Inform Your Managers
Sellers are divided on the subject of whether to inform their onsite managers the property is for sale. Those who choose not to inform management are either afraid the managers will begin looking for other employment or simply don’t want to unnecessarily upset them. You can’t expect to keep your manager in the dark for long when countless buyers, brokers, lenders, appraisers, insurance representatives and engineers visit the property pretending to be interested in renting units and never actually do so. The fact is that your manager will figure it out sooner or later, and it’s best that it comes from you.
Also, by informing your managers at the beginning of the marketing process you can enlist their help in accomplishing a sale by making sure the property is presented in its best possible light. You can also assure your managers that a majority of buyers will want to keep them, and if they are not retained, you will provide them with a severance package that will allow them time to secure new employment.
It is much better to have your managers on your “sales team” than to keep them in the dark and run the risk that they could actually harm a potential sale. You should, however, tell your managers to direct any and all prospective buyer’s questions concerning the financial aspect of the property to you or your broker. You should also instruct your managers to be completely honest when answering questions concerning the physical aspects of the property.
Prepare for Due Diligence
Negotiating contracts can be time-consuming and expensive. You should be prepared to respond to any offer you receive with a contract prepared in advance by your attorney or broker. That contract should allow for minor changes to be made to fit the particular counter offer you make to the buyer, and you should request the buyer use that contract if negotiations are to continue.
The contract will contain a list of items to be delivered to the buyer for review during the contingency period. Those items should be prepared in advance and delivered to the buyer quickly in order to minimize the length of time required for due diligence. The following items are typically included:
- Last two years and year-to-date income and expense statements
- Most recent real estate tax bill and notice of valuation
- Current rent roll
- Most recent ALTA Survey and Phase I environmental report
- Building plans, if available
- Service agreements and contracts
- Preliminary title report

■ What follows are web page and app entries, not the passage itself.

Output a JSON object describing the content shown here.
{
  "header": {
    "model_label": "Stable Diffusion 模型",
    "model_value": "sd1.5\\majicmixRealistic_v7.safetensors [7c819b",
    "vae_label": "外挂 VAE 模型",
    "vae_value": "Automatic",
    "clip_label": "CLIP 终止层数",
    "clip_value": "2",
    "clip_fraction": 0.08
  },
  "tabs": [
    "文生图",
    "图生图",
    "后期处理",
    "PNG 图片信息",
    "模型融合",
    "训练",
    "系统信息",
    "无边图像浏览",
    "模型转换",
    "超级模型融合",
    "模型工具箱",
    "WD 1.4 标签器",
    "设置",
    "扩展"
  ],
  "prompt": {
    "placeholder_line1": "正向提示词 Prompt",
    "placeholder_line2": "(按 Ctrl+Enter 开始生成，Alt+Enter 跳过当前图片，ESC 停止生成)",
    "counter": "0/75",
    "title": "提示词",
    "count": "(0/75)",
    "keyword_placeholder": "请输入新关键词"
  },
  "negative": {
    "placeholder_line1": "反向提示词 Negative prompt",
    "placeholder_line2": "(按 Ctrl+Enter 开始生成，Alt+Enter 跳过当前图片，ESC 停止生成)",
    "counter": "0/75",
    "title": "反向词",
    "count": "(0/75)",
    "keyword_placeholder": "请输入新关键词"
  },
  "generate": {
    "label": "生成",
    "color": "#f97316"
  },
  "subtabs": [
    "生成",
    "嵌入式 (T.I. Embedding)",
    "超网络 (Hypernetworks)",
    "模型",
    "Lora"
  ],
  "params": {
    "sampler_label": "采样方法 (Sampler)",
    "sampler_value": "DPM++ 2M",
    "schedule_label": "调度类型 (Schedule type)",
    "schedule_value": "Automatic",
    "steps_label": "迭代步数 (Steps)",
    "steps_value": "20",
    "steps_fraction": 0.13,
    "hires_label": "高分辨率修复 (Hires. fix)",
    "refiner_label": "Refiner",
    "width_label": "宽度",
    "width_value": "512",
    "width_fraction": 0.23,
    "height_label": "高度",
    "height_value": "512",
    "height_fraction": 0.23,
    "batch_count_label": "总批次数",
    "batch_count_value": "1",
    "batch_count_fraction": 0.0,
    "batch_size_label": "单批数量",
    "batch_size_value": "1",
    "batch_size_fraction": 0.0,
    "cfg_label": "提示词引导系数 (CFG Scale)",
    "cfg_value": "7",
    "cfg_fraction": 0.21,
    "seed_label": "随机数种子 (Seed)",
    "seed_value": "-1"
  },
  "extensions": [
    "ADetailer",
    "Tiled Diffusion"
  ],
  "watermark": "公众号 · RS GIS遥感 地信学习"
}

- Copy of loan documents for the existing financing
Prepare for Financing
You should know whether your sale will require the buyer to secure new financing. With all the turmoil in financial markets today, require your buyer to demonstrate his ability to actually obtain the financing needed to close the deal. You may want to accept a lower offer if it’s all cash or if the buyer can prove his ability to get a loan.
You or your broker should contact a number of prospective lenders so you are prepared to provide whatever documentation a lender may require in order to process the buyer’s loan application as quickly as possible. The probability of a smooth and timely closing will be improved if you can provide your buyer with specific lenders’ names and phone numbers.
If there is an exiting loan that can or must be assumed, be prepared to share that information with the buyer. Assuming a securitized loan is also difficult these days. Find out what is involved and make sure your buyer is informed. If there is an existing loan that will have to be paid off, be prepared to deal with that as well.
Although there may have never been a better time to sell a storage property, it is still important to map the process and follow the plan.
Bill Alter has been a self-storage facility sales specialist with Rein & Grossoehme Commercial Real Estate since 1986. He has been responsible for the sale of nearly 100 facilities totaling more than 5.5 million square feet and more than $175 million. To reach him, call 602.315.0771; e-mail firstname.lastname@example.org.